    In addition to the keynote and special sessions, there are over 166 papers being presented. Full details including registration are available here.

    Highlights of the conference include

    • Opening address by Professor Patrick Honohan, Governor of the Central Bank of Ireland (Monday 14 June)
    • Roundtable on Property and Real Estate Investment, Monday 14 June, afternoon with lead speaker Professor Simon Stevenson, Director of Center for Real Estate Studies, City University Business School, London, and panel members Derek Brawn, Constantin Gurdgiev, and Peter Matthews.
    • Roundtable on Investment in a Post Crisis World, Tuesday 15 June, Afternoon. Sponsored by the CFA Institute Ireland, this roundtable features: “An Update on Latest Trends in Fund Offerings” by David Hammond, CFA, Bridge Consulting,  “Major Challenges in Allocations to Irish and Emerging Markets’ Equities, Liquidity Risk and Product Innovation: The Perspective of a Pension Fund Trust” by Stephanie Condra, CFA,  Invesco Pension Consultants,   “An Update on Current Issues in the EU Government Bond Market” by Catherine McLaughlin, CFA, Irish Life and “Role of the CFA Institute and CFA Ireland in the Changing World” by Oliver McClure, CFA
    • Roundtable on The Structure of the Emerging Bond Market, organized by the OECD Development Centre in collaboration with the Pontifical Catholic University of Argentina Graduate Business School. It will bring together three recent papers on the micro-structure and pricing of emerging bond markets.

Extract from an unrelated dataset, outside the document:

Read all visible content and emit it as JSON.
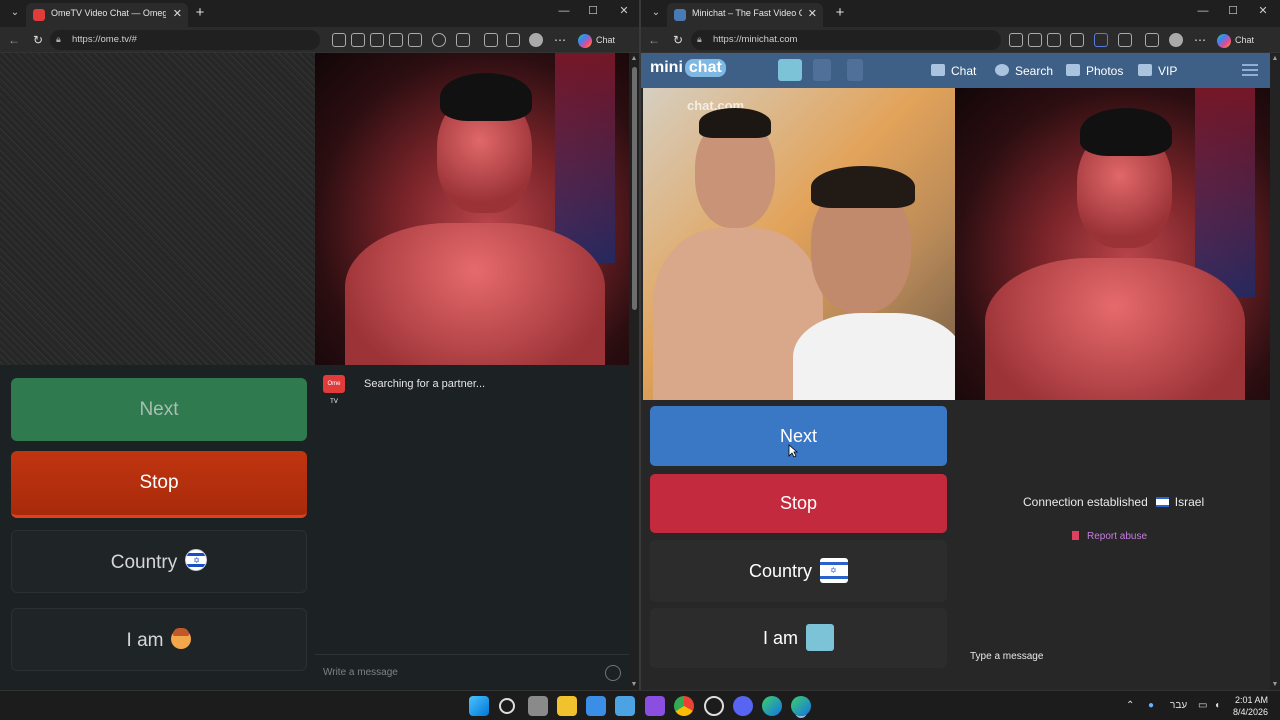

    166 research papers on a vast array of international financial topics. Highlights include Continue reading “INFINITI 2010 Conference at TCD: International Credit and Finance Markets: After the Storm?”

    Behavioural Economics, Policy and Business

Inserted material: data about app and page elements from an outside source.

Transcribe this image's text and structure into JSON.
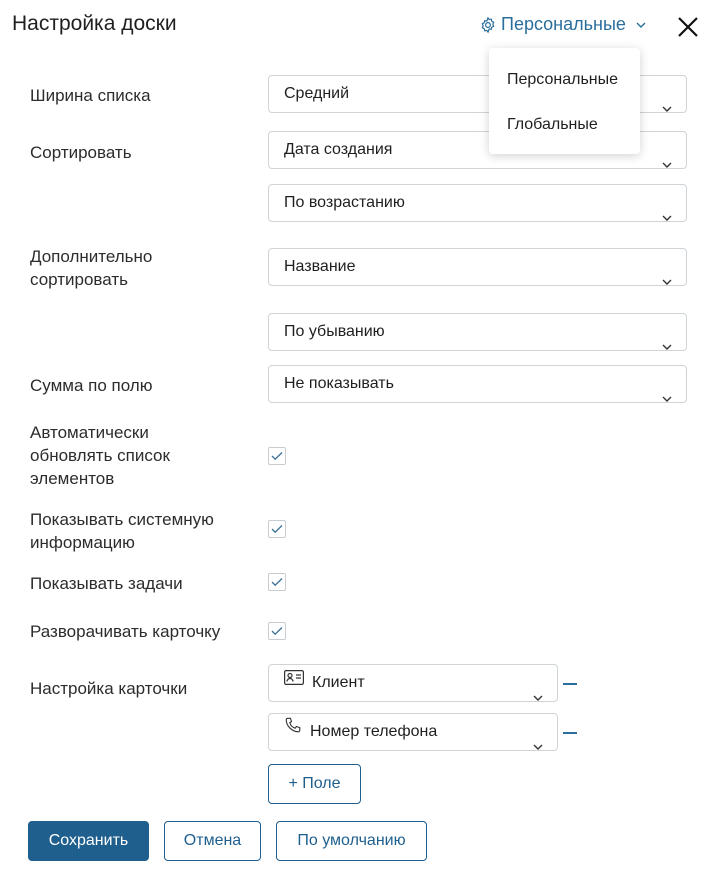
{
  "header": {
    "title": "Настройка доски",
    "scope_label": "Персональные"
  },
  "scope_menu": {
    "options": [
      "Персональные",
      "Глобальные"
    ]
  },
  "form": {
    "list_width": {
      "label": "Ширина списка",
      "value": "Средний"
    },
    "sort": {
      "label": "Сортировать",
      "field": "Дата создания",
      "order": "По возрастанию"
    },
    "extra_sort": {
      "label": "Дополнительно сортировать",
      "field": "Название",
      "order": "По убыванию"
    },
    "sum_field": {
      "label": "Сумма по полю",
      "value": "Не показывать"
    },
    "checkboxes": [
      {
        "label": "Автоматически обновлять список элементов",
        "checked": true
      },
      {
        "label": "Показывать системную информацию",
        "checked": true
      },
      {
        "label": "Показывать задачи",
        "checked": true
      },
      {
        "label": "Разворачивать карточку",
        "checked": true
      }
    ],
    "card_settings": {
      "label": "Настройка карточки",
      "fields": [
        {
          "value": "Клиент",
          "icon": "contact-card-icon"
        },
        {
          "value": "Номер телефона",
          "icon": "phone-icon"
        }
      ],
      "add_label": "+ Поле"
    }
  },
  "footer": {
    "save": "Сохранить",
    "cancel": "Отмена",
    "default": "По умолчанию"
  },
  "colors": {
    "accent": "#1f5f8e",
    "link": "#2a6e9d",
    "border": "#cfd4d8"
  }
}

    On the 28th May, the Geary Institute will hold a major event on “Behavioural Economics, Policy and Business” in Dublin City Centre.

    The currently confirmed panelists include Liam Delaney and Colm Harmon of the UCD Geary Institute, Peter Lunn of the ESRI and author of the well-known behavioural economics book Basic Instincts, and Gerard O’Neill, Director of Amarach Research. The event begins at 2pm and ends at 4pm, and will be followed by coffee. The venue is the Institute of Bankers building on North Wall Quay.

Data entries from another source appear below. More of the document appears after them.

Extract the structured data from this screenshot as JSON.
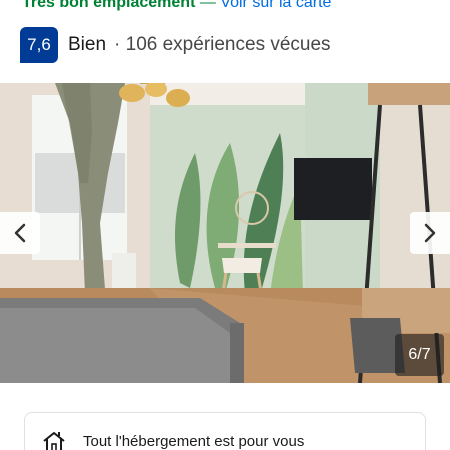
{
  "location": {
    "label": "Très bon emplacement",
    "separator": "—",
    "map_link": "Voir sur la carte"
  },
  "rating": {
    "score": "7,6",
    "word": "Bien",
    "reviews": "· 106 expériences vécues"
  },
  "gallery": {
    "counter": "6/7",
    "prev_icon": "chevron-left-icon",
    "next_icon": "chevron-right-icon"
  },
  "card": {
    "icon": "house-icon",
    "text": "Tout l'hébergement est pour vous"
  },
  "colors": {
    "location_green": "#008234",
    "link_blue": "#006ce4",
    "badge_blue": "#003b95"
  }
}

    The session will begin with a short introduction to the field of behavioural economics. This short introduction will provide a working definition of behavioural economics; a short history of the field; an overview of the major global centres and projects in the area; a description of the most widely cited applications of behavioural economics ideas to real-world problems; and a brief overview of potential applications in the Irish business and policy context.

    A wide ranging panel discussion will follow, addressing such questions as:

    – What aspects of behavioural economics should particularly interest business people? For example, how is behavioural economics relevant to product development, advertising and marketing? What are the potential regulatory changes emerging from this literature?

    – Why should policymakers care about behavioural economics? What is the relevance of behavioural economics to such questions as how we should design taxation and regulation? Is there any role for government to protect citizens from themselves in areas such as financial services?

    – What has this new literature to say about economic renewal in Ireland including its relevance to major strategic initiatives such as the Smart Economy and the Strategy for Science Technology and Innovation?

    We welcome suggestions for other questions to pose during the panel discussion. There will also be ample opportunity for audience participation.

    In order to help us plan the event and print registration details, we would be very grateful if people could RSVP to at their earliest possible convenience if they intend attending the event.

    The New Development Economics

    The current issue of the New Yorker has a profile of Esther Duflo.  In the article, the views of Angus Deaton on the limitations of randomised controlled trials are assessed as wondering if “someone put sand in Angus’s toothpaste”.  Readers will find the offending substance here. 

    You will undoubtedly  make your own assessment of the following direct quote from Duflo in the New Yorker piece:  “I want a baby goat” she mused.  “I’ll take good care of it”.